What needs to be done
Check each line of the material below for the word "Hola". State how many lines have it, and nothing more.
(Provided records)
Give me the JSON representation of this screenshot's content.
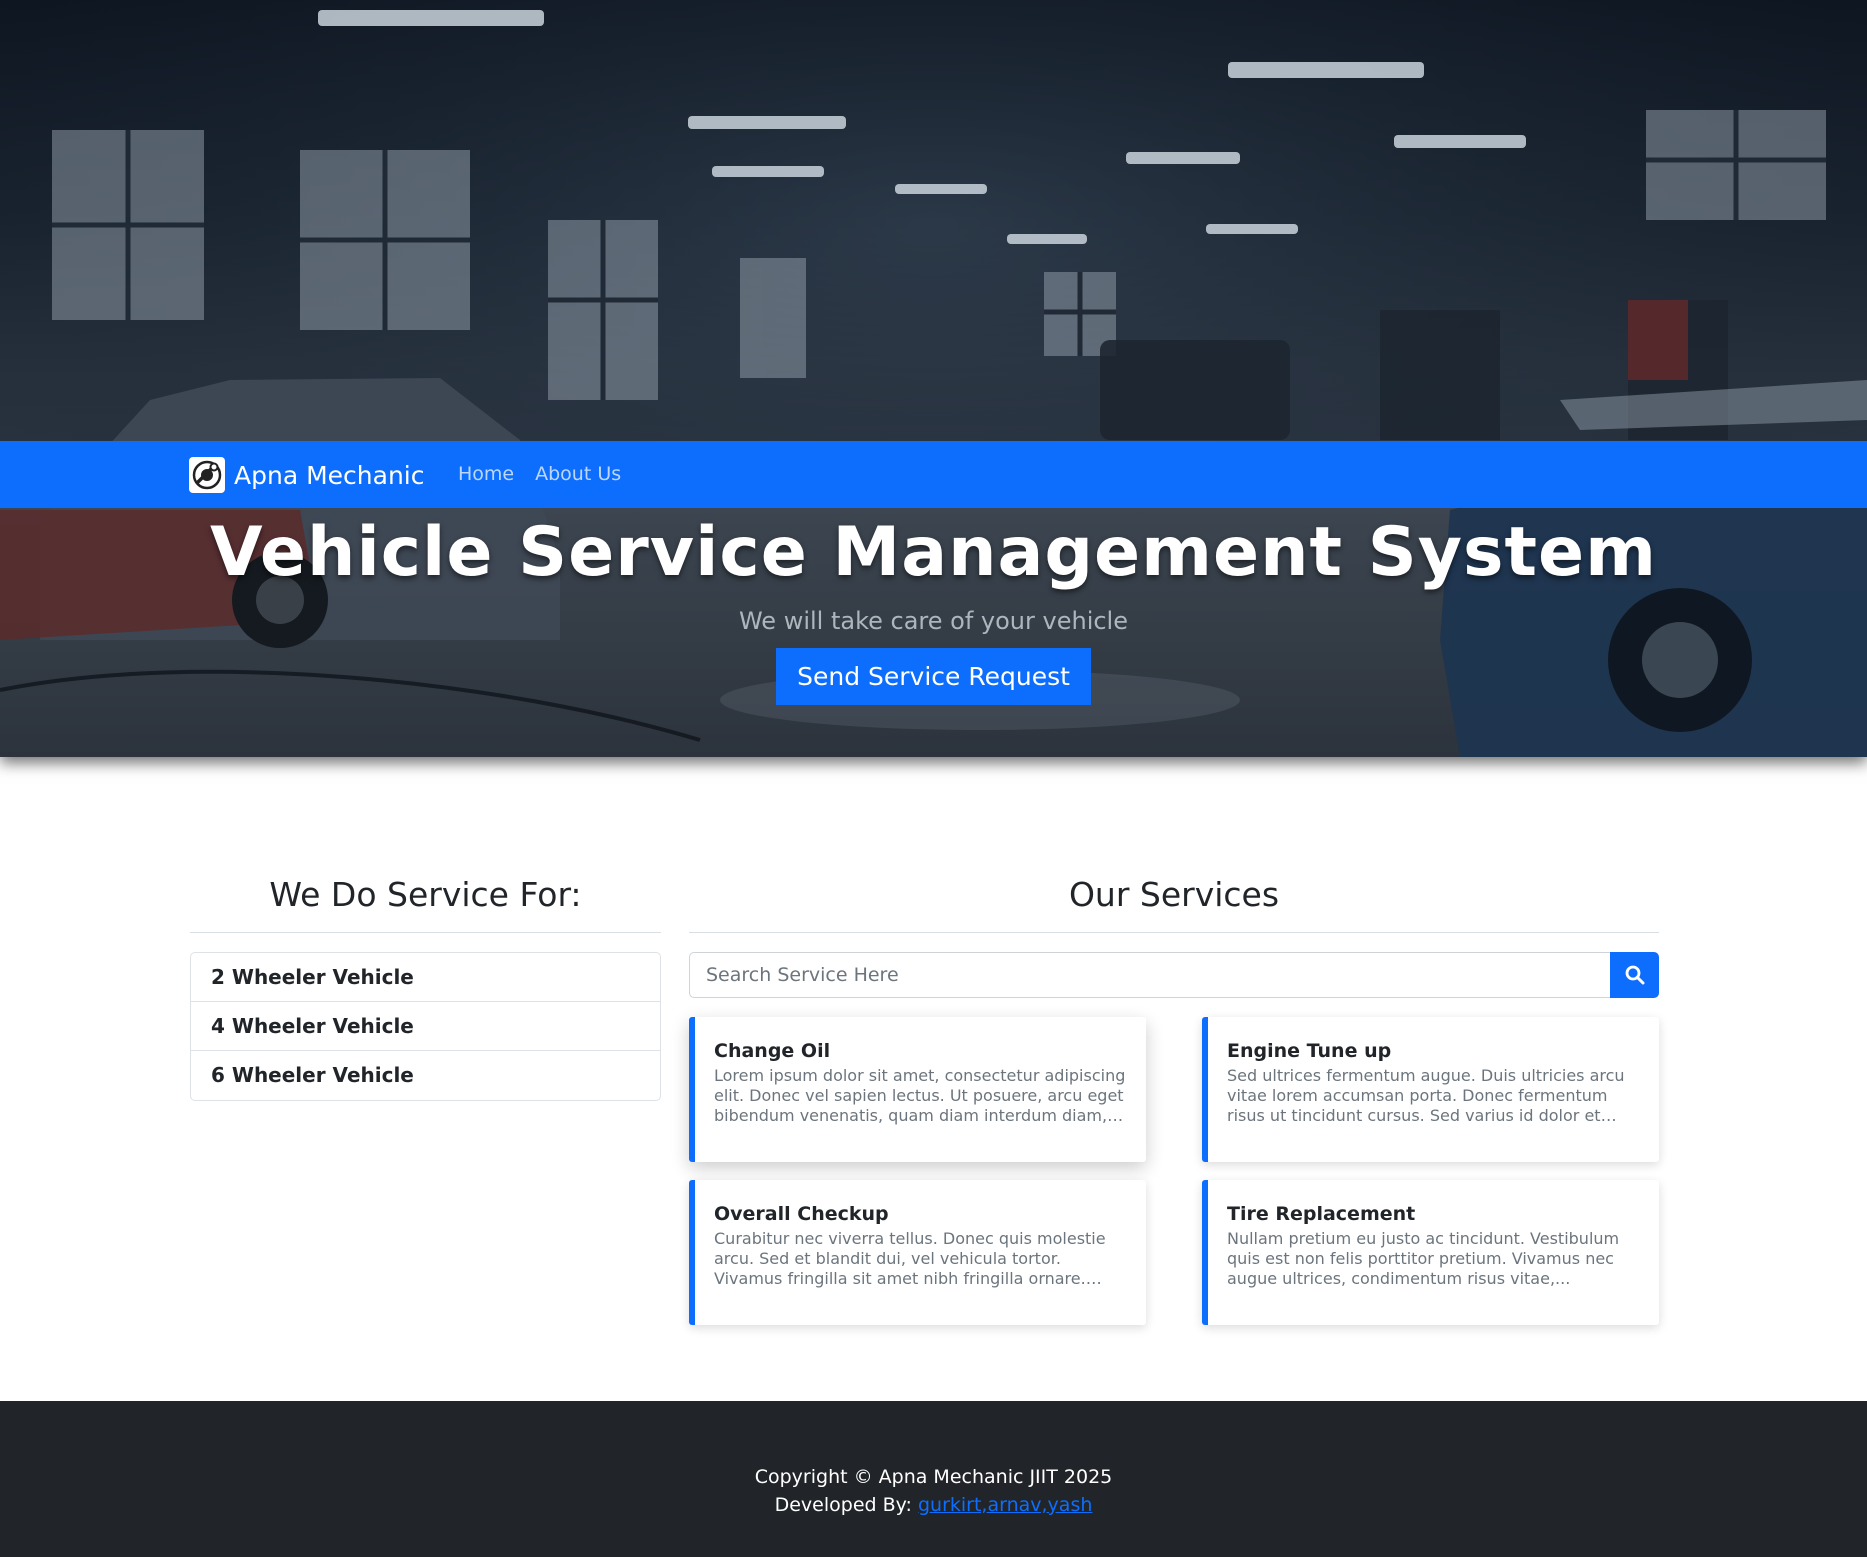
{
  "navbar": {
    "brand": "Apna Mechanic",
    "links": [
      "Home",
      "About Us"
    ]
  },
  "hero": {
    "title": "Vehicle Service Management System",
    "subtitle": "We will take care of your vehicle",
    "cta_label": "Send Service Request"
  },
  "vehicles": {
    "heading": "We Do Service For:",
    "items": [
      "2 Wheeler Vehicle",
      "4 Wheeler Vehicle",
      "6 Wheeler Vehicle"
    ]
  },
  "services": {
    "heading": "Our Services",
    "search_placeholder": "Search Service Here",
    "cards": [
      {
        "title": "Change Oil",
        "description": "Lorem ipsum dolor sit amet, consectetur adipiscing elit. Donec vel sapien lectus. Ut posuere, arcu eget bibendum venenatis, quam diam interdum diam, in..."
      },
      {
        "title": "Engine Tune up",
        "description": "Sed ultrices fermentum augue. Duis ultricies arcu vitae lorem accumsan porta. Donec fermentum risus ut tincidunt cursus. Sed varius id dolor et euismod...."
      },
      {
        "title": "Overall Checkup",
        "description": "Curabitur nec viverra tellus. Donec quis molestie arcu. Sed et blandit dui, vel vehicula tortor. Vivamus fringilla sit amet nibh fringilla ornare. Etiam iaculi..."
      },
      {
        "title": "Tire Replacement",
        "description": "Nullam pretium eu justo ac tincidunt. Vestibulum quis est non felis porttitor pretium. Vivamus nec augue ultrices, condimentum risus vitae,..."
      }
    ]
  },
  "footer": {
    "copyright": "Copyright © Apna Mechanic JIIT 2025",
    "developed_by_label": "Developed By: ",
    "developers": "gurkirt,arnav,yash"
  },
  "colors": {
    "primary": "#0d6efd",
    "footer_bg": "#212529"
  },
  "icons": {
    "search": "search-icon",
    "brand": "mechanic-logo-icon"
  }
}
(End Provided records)
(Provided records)
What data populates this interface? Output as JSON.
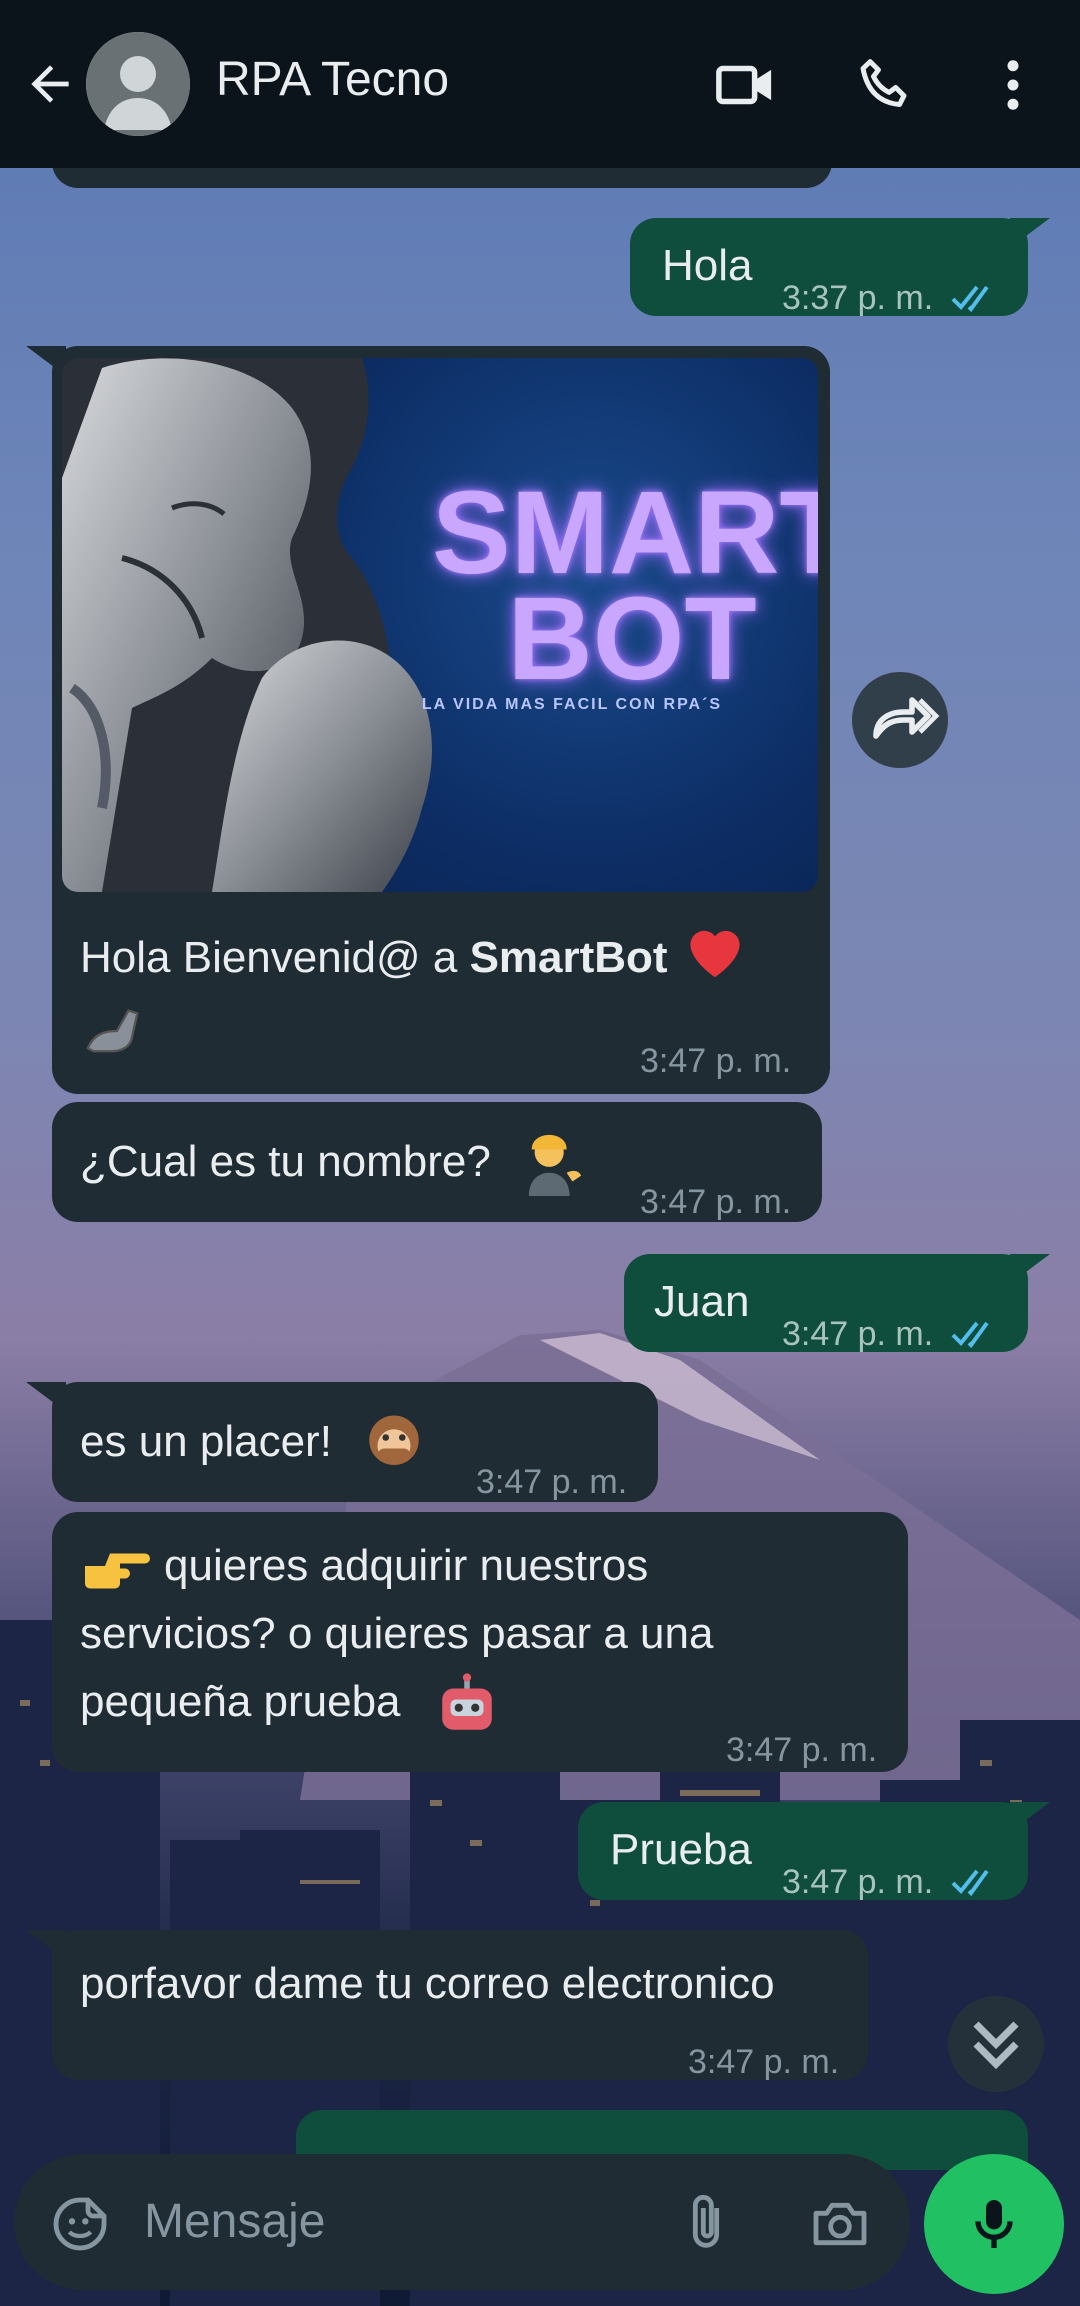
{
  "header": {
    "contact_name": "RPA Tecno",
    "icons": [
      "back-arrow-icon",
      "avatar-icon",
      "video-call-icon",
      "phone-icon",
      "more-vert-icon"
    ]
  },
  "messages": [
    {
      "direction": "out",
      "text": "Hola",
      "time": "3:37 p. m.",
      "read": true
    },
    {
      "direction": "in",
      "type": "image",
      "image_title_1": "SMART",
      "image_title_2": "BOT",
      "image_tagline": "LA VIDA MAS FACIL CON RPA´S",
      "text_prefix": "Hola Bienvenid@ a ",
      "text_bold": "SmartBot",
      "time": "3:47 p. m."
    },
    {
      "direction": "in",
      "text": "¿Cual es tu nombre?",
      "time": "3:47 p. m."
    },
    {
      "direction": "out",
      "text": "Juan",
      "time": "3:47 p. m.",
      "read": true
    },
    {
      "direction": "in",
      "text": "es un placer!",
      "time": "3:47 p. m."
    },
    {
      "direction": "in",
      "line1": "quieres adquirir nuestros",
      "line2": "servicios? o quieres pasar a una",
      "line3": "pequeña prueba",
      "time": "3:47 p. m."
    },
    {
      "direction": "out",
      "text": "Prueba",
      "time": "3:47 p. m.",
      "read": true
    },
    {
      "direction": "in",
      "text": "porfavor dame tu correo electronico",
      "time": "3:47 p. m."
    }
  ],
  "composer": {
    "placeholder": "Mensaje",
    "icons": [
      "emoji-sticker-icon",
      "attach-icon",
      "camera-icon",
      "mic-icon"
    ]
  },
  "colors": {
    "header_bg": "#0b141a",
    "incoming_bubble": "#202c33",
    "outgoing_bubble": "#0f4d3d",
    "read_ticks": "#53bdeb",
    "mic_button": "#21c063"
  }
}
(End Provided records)
Answer
2